Proper nutrition during cancer treatment is an essential component of therapy. It is not only important for good health, but also important to help the patient feel stronger and better during the course of therapy. When the body does not get the appropriate nutrition it needs, it may cause malnutrition. The right amount of vitamins, minerals, protein and carbohydrates are an important part of daily intake. This can help improve and maintain weight and strength, keep body tissue healthy, and fight infection. This is also very important in getting through therapy. Some cancer treatments (chemotherapy and/or radiation) work better when the patient is well nourished and gets enough calories and protein in the diet. Patients who are well nourished may have a better prognosis and quality of life.
The side effects of surgery, radiation therapy, and chemotherapy may cause a person to eat less and lose weight. These changes are due to normal cells being destroyed, as well as cancer cells, which can change appetite and sense of taste and smell.
General nutrition recommendations during cancer treatment

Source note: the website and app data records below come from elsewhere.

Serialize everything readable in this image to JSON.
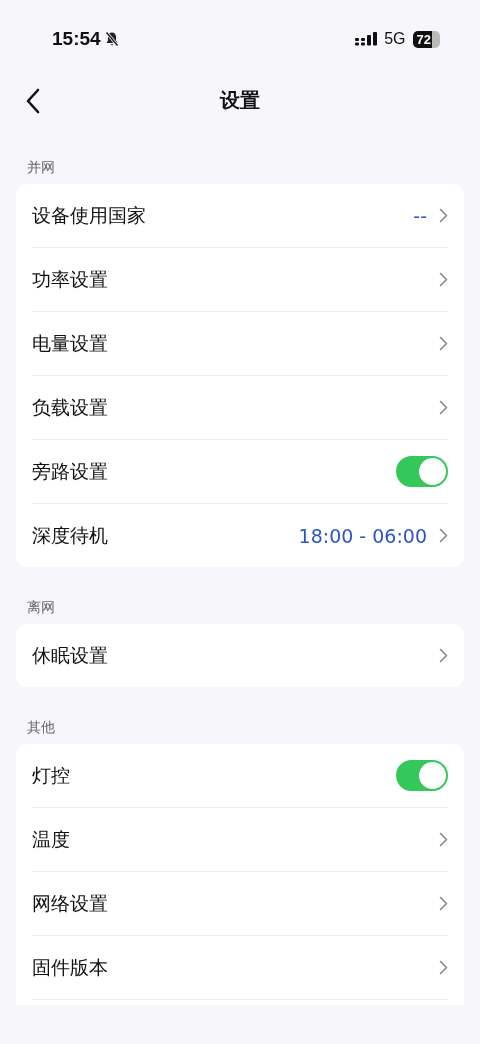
{
  "status_bar": {
    "time": "15:54",
    "network": "5G",
    "battery": "72"
  },
  "nav": {
    "title": "设置"
  },
  "sections": [
    {
      "title": "并网",
      "items": [
        {
          "kind": "link",
          "label": "设备使用国家",
          "value": "--"
        },
        {
          "kind": "link",
          "label": "功率设置"
        },
        {
          "kind": "link",
          "label": "电量设置"
        },
        {
          "kind": "link",
          "label": "负载设置"
        },
        {
          "kind": "toggle",
          "label": "旁路设置",
          "on": true
        },
        {
          "kind": "link",
          "label": "深度待机",
          "value": "18:00 - 06:00"
        }
      ]
    },
    {
      "title": "离网",
      "items": [
        {
          "kind": "link",
          "label": "休眠设置"
        }
      ]
    },
    {
      "title": "其他",
      "items": [
        {
          "kind": "toggle",
          "label": "灯控",
          "on": true
        },
        {
          "kind": "link",
          "label": "温度"
        },
        {
          "kind": "link",
          "label": "网络设置"
        },
        {
          "kind": "link",
          "label": "固件版本"
        }
      ]
    }
  ]
}
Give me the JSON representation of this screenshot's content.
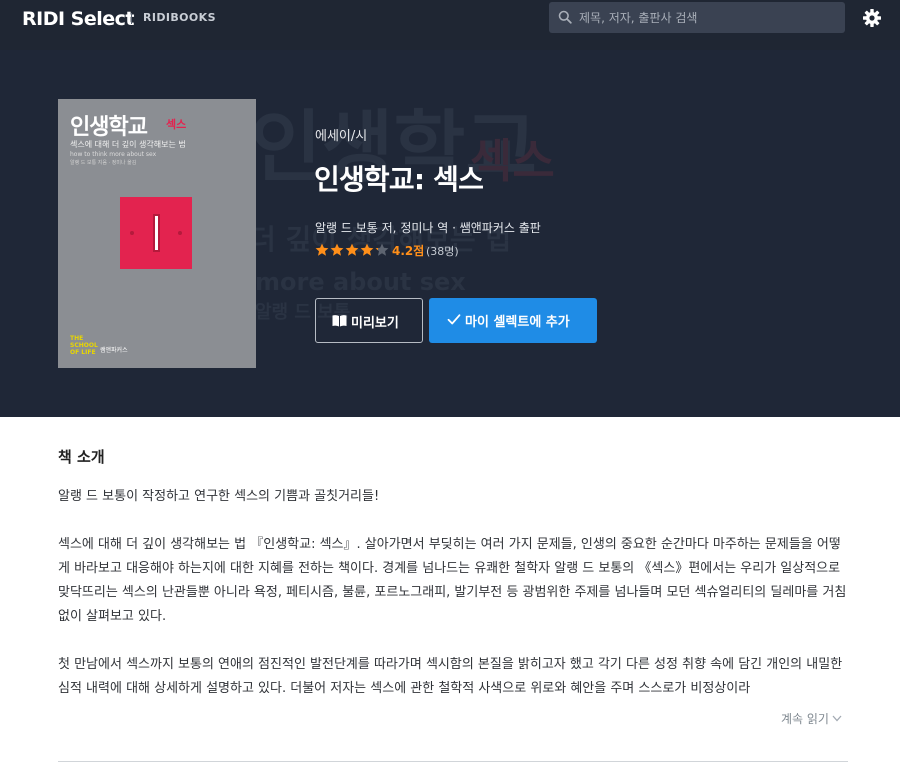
{
  "nav": {
    "logo": "RIDI Select",
    "sublogo": "RIDIBOOKS",
    "search_placeholder": "제목, 저자, 출판사 검색"
  },
  "hero": {
    "bg_title": "인생학교",
    "bg_tag": "섹스",
    "bg_line1": "더 깊이 생각해보는 법",
    "bg_line2": "more about sex",
    "bg_line3": "알랭 드 보통"
  },
  "cover": {
    "title": "인생학교",
    "tag": "섹스",
    "subtitle": "섹스에 대해 더 깊이 생각해보는 법",
    "subtitle_en": "how to think more about sex",
    "author_line": "알랭 드 보통 지음 · 정미나 옮김",
    "series_logo": "THE SCHOOL OF LIFE",
    "publisher_logo": "쌤앤파커스"
  },
  "book": {
    "category": "에세이/시",
    "title": "인생학교: 섹스",
    "authors": "알랭 드 보통 저, 정미나 역 · 쌤앤파커스 출판",
    "rating": 4.2,
    "score_label": "4.2점",
    "count_label": "(38명)"
  },
  "buttons": {
    "preview": "미리보기",
    "add": "마이 셀렉트에 추가"
  },
  "intro": {
    "heading": "책 소개",
    "lead": "알랭 드 보통이 작정하고 연구한 섹스의 기쁨과 골칫거리들!",
    "para1": "섹스에 대해 더 깊이 생각해보는 법 『인생학교: 섹스』. 살아가면서 부딪히는 여러 가지 문제들, 인생의 중요한 순간마다 마주하는 문제들을 어떻게 바라보고 대응해야 하는지에 대한 지혜를 전하는 책이다. 경계를 넘나드는 유쾌한 철학자 알랭 드 보통의 《섹스》편에서는 우리가 일상적으로 맞닥뜨리는 섹스의 난관들뿐 아니라 욕정, 페티시즘, 불륜, 포르노그래피, 발기부전 등 광범위한 주제를 넘나들며 모던 섹슈얼리티의 딜레마를 거침없이 살펴보고 있다.",
    "para2": "첫 만남에서 섹스까지 보통의 연애의 점진적인 발전단계를 따라가며 섹시함의 본질을 밝히고자 했고 각기 다른 성정 취향 속에 담긴 개인의 내밀한 심적 내력에 대해 상세하게 설명하고 있다. 더불어 저자는 섹스에 관한 철학적 사색으로 위로와 혜안을 주며 스스로가 비정상이라",
    "more": "계속 읽기"
  },
  "colors": {
    "nav_bg": "#1f2633",
    "hero_bg": "#1f2737",
    "accent": "#1f8ce6",
    "star": "#ff8f19",
    "cover_red": "#e3234f"
  }
}
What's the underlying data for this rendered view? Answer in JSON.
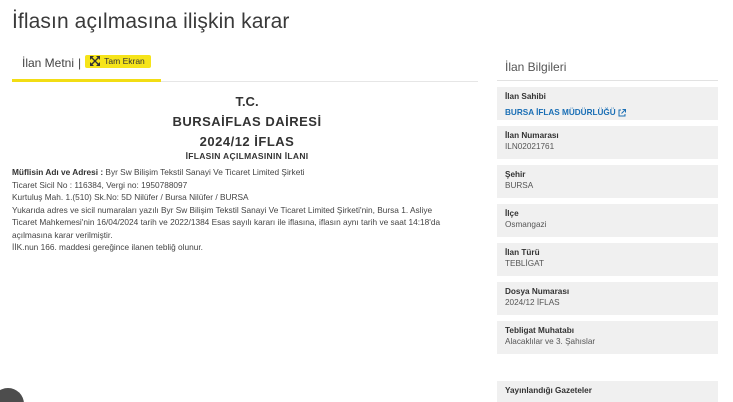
{
  "page": {
    "title": "İflasın açılmasına ilişkin karar"
  },
  "tabs": {
    "active_label": "İlan Metni",
    "separator": "|",
    "fullscreen_label": "Tam Ekran"
  },
  "document": {
    "tc": "T.C.",
    "office": "BURSAİFLAS DAİRESİ",
    "file_no": "2024/12 İFLAS",
    "subtitle": "İFLASIN AÇILMASININ İLANI",
    "debtor_label": "Müflisin Adı ve Adresi :",
    "debtor_value": " Byr Sw Bilişim Tekstil Sanayi Ve Ticaret Limited Şirketi",
    "lines": [
      "Ticaret Sicil No : 116384, Vergi no: 1950788097",
      "Kurtuluş Mah. 1.(510) Sk.No: 5D Nilüfer / Bursa Nilüfer / BURSA",
      "Yukarıda adres ve sicil numaraları yazılı Byr Sw Bilişim Tekstil Sanayi Ve Ticaret Limited Şirketi'nin, Bursa 1. Asliye",
      "Ticaret Mahkemesi'nin 16/04/2024 tarih ve 2022/1384 Esas sayılı kararı ile iflasına, iflasın aynı tarih ve saat 14:18'da",
      "açılmasına karar verilmiştir.",
      "İİK.nun 166. maddesi gereğince ilanen tebliğ olunur."
    ]
  },
  "sidebar": {
    "title": "İlan Bilgileri",
    "owner": {
      "label": "İlan Sahibi",
      "value": "BURSA İFLAS MÜDÜRLÜĞÜ"
    },
    "items": [
      {
        "label": "İlan Numarası",
        "value": "ILN02021761"
      },
      {
        "label": "Şehir",
        "value": "BURSA"
      },
      {
        "label": "İlçe",
        "value": "Osmangazi"
      },
      {
        "label": "İlan Türü",
        "value": "TEBLİGAT"
      },
      {
        "label": "Dosya Numarası",
        "value": "2024/12 İFLAS"
      },
      {
        "label": "Tebligat Muhatabı",
        "value": "Alacaklılar ve 3. Şahıslar"
      }
    ],
    "newspapers": {
      "label": "Yayınlandığı Gazeteler"
    }
  },
  "colors": {
    "accent": "#f6e41a",
    "link": "#1b6fb5",
    "panel_bg": "#f0f0f0"
  },
  "icons": {
    "fullscreen": "expand-arrows-icon",
    "external": "external-link-icon"
  }
}
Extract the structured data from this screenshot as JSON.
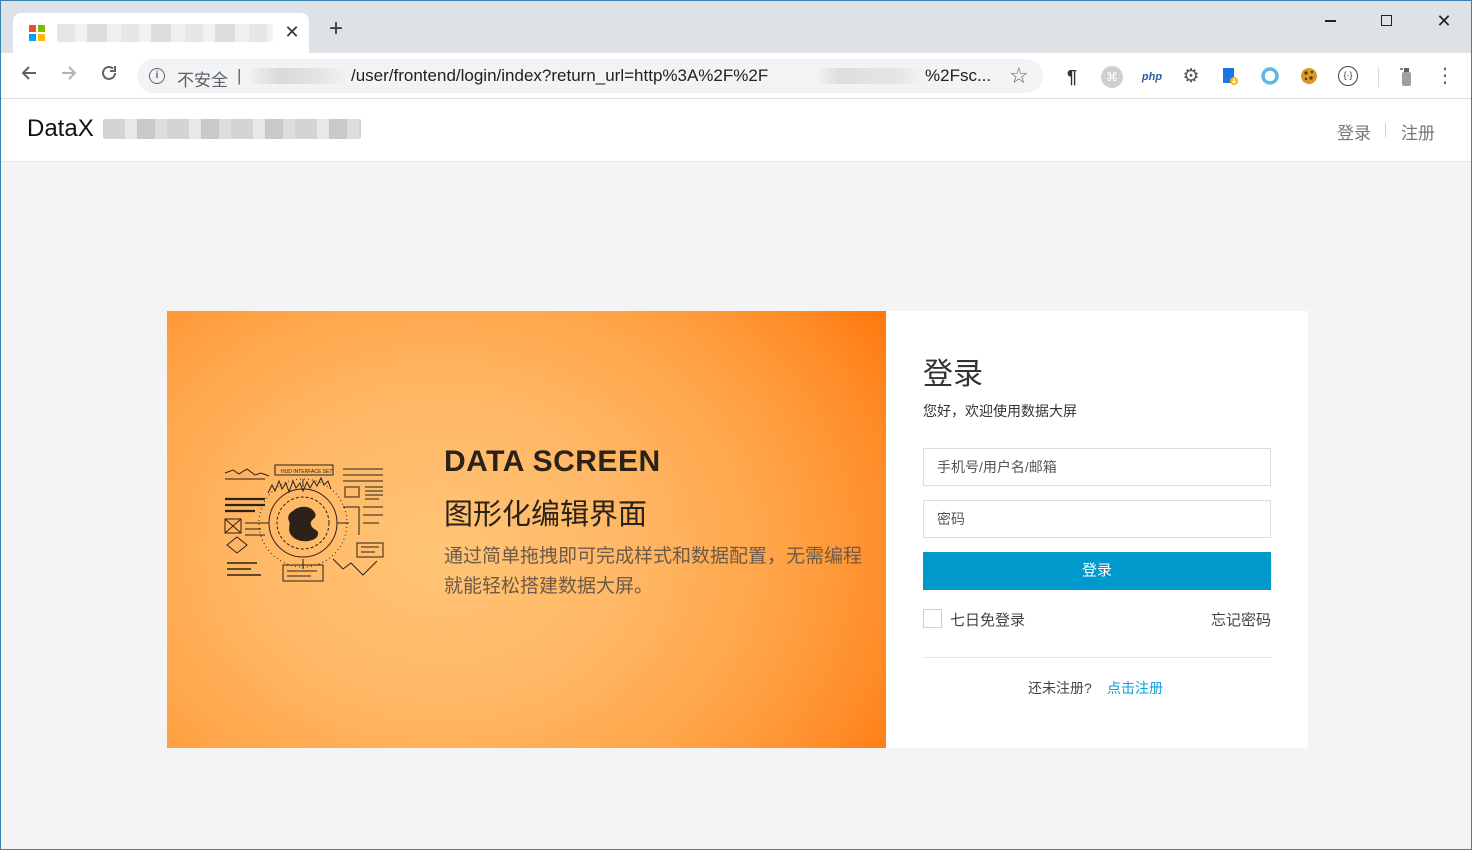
{
  "browser": {
    "new_tab_symbol": "+",
    "close_symbol": "✕",
    "security_label": "不安全",
    "separator": "|",
    "url_path": "/user/frontend/login/index?return_url=http%3A%2F%2F",
    "url_tail": "%2Fsc...",
    "extensions": [
      "paragraph-icon",
      "command-icon",
      "php-icon",
      "gear-icon",
      "file-download-icon",
      "ring-icon",
      "cookie-icon",
      "json-viewer-icon",
      "spray-icon"
    ],
    "ext_labels": {
      "php": "php",
      "json": "{·}"
    }
  },
  "header": {
    "brand": "DataX",
    "login_link": "登录",
    "register_link": "注册"
  },
  "banner": {
    "title": "DATA SCREEN",
    "subtitle": "图形化编辑界面",
    "description": "通过简单拖拽即可完成样式和数据配置，无需编程就能轻松搭建数据大屏。",
    "hud_label": "HUD INTERFACE SET"
  },
  "login": {
    "title": "登录",
    "welcome": "您好，欢迎使用数据大屏",
    "username_placeholder": "手机号/用户名/邮箱",
    "password_placeholder": "密码",
    "submit_label": "登录",
    "remember_label": "七日免登录",
    "forgot_label": "忘记密码",
    "no_account_text": "还未注册?",
    "register_cta": "点击注册"
  },
  "colors": {
    "primary_button": "#0099cc",
    "link": "#0aa0d8",
    "banner_orange": "#ff8c28"
  }
}
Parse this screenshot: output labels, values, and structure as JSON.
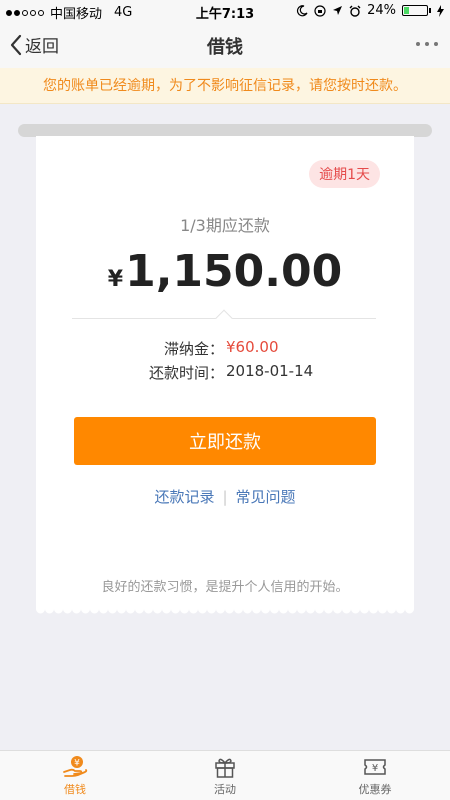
{
  "status_bar": {
    "carrier": "中国移动",
    "network": "4G",
    "time": "上午7:13",
    "battery_percent": "24%",
    "battery_level": 0.24
  },
  "nav": {
    "back_label": "返回",
    "title": "借钱"
  },
  "notice": {
    "text": "您的账单已经逾期，为了不影响征信记录，请您按时还款。"
  },
  "bill": {
    "overdue_badge": "逾期1天",
    "period_label": "1/3期应还款",
    "currency_symbol": "¥",
    "amount": "1,150.00",
    "late_fee_label": "滞纳金：",
    "late_fee_value": "¥60.00",
    "due_date_label": "还款时间：",
    "due_date_value": "2018-01-14",
    "repay_button": "立即还款",
    "link_records": "还款记录",
    "link_faq": "常见问题",
    "footer_tip": "良好的还款习惯，是提升个人信用的开始。"
  },
  "tabs": [
    {
      "label": "借钱",
      "icon": "hand-yen-icon",
      "active": true
    },
    {
      "label": "活动",
      "icon": "gift-icon",
      "active": false
    },
    {
      "label": "优惠券",
      "icon": "coupon-icon",
      "active": false
    }
  ],
  "colors": {
    "accent": "#ff8800",
    "notice_text": "#f08a1c",
    "overdue": "#e54b4b",
    "link": "#4a78b8"
  }
}
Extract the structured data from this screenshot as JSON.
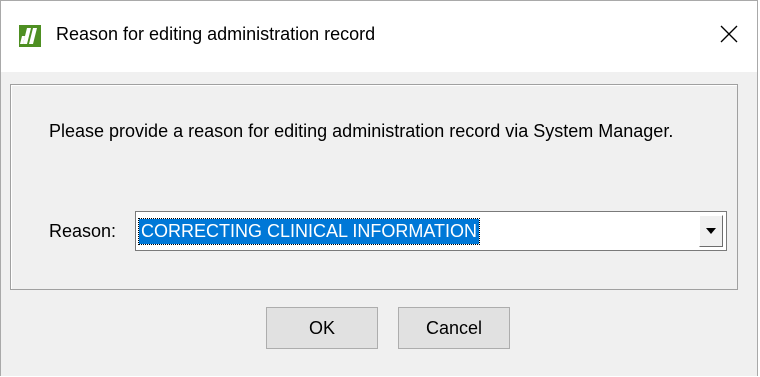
{
  "window": {
    "title": "Reason for editing administration record",
    "app_icon": "app-logo-icon",
    "close_icon": "close-icon"
  },
  "dialog": {
    "prompt": "Please provide a reason for editing administration record via System Manager.",
    "reason_label": "Reason:",
    "reason_value": "CORRECTING CLINICAL INFORMATION",
    "dropdown_icon": "chevron-down-icon"
  },
  "buttons": {
    "ok_label": "OK",
    "cancel_label": "Cancel"
  },
  "colors": {
    "selection": "#0078d7",
    "icon_green": "#5aa02c"
  }
}
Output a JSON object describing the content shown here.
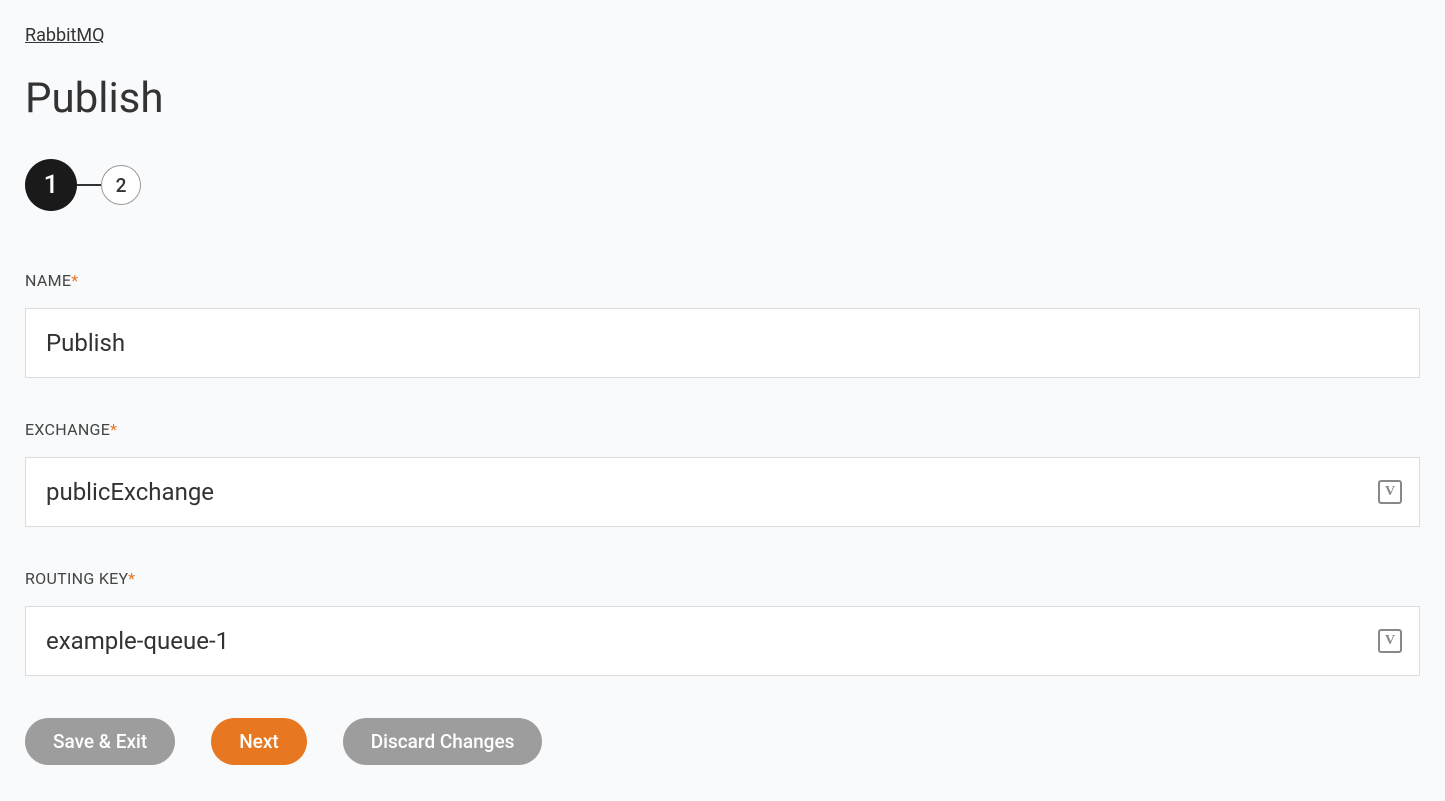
{
  "breadcrumb": {
    "label": "RabbitMQ"
  },
  "page": {
    "title": "Publish"
  },
  "stepper": {
    "steps": [
      {
        "label": "1",
        "active": true
      },
      {
        "label": "2",
        "active": false
      }
    ]
  },
  "form": {
    "name": {
      "label": "NAME",
      "required": "*",
      "value": "Publish"
    },
    "exchange": {
      "label": "EXCHANGE",
      "required": "*",
      "value": "publicExchange",
      "iconLabel": "V"
    },
    "routingKey": {
      "label": "ROUTING KEY",
      "required": "*",
      "value": "example-queue-1",
      "iconLabel": "V"
    }
  },
  "actions": {
    "saveExit": "Save & Exit",
    "next": "Next",
    "discard": "Discard Changes"
  }
}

- Maintain a healthy weight. For many people, this means avoiding weight loss by getting enough calories on a daily basis.
- Get essential nutrients the body needs, such as protein, carbohydrates, vitamins, minerals, and enough water.
- High protein and calorie rich foods.
- Dietary supplements, such as multivitamins and calcium.
- Liquid meal replacements and energy drinks-dense beverages and snacks, such as the BRAT supplement, Ensure and even Gatorade and Pedialyte.
- When counts are low: avoid fresh fruits, vegetables, raw meat or fish. Canned or cooked fruits and vegetables are okay.
- Some patients require feeding tubes for nutrition. This strategy is for those who are exceptionally underweight and not getting enough nutrition before cancer surgery, or those whose digestive tracts are not functioning (as in people who have had parts of the stomach, pancreas, or colon removed by surgery).
Diet and nutrition after treatment
After treatment ends, a person’s follow-up care should include monitoring for recurrence (return of the cancer) or the development of a second cancer. We recommend that survivors follow common recommendations for good health, such as quitting smoking, maintaining a healthy weight, and staying physically active.
Foods to prevent risk of cancer
- High fiber foods such as fruits and vegetables, whole grains and legumes protect against colon, bladder, prostate, and esophageal cancer.
- Cruciferous vegetables (kale, cauliflower, broccoli) and foods rich in Vitamin C may also help reduce risk of cancers of the mouth, esophagus and pancreas.
- Antioxidants: Vitamin A and E, including green tea are natural antioxidants for the body.
Our staff is here to help you maintain a healthy diet throughout your treatment so you can face your illness at your best. This includes identifying possible nutrition deficiencies, planning out a diet, discussing ways to counteract a lack of appetite, sustaining a healthy weight, and choosing foods that agree with you while also providing the nutrients you need.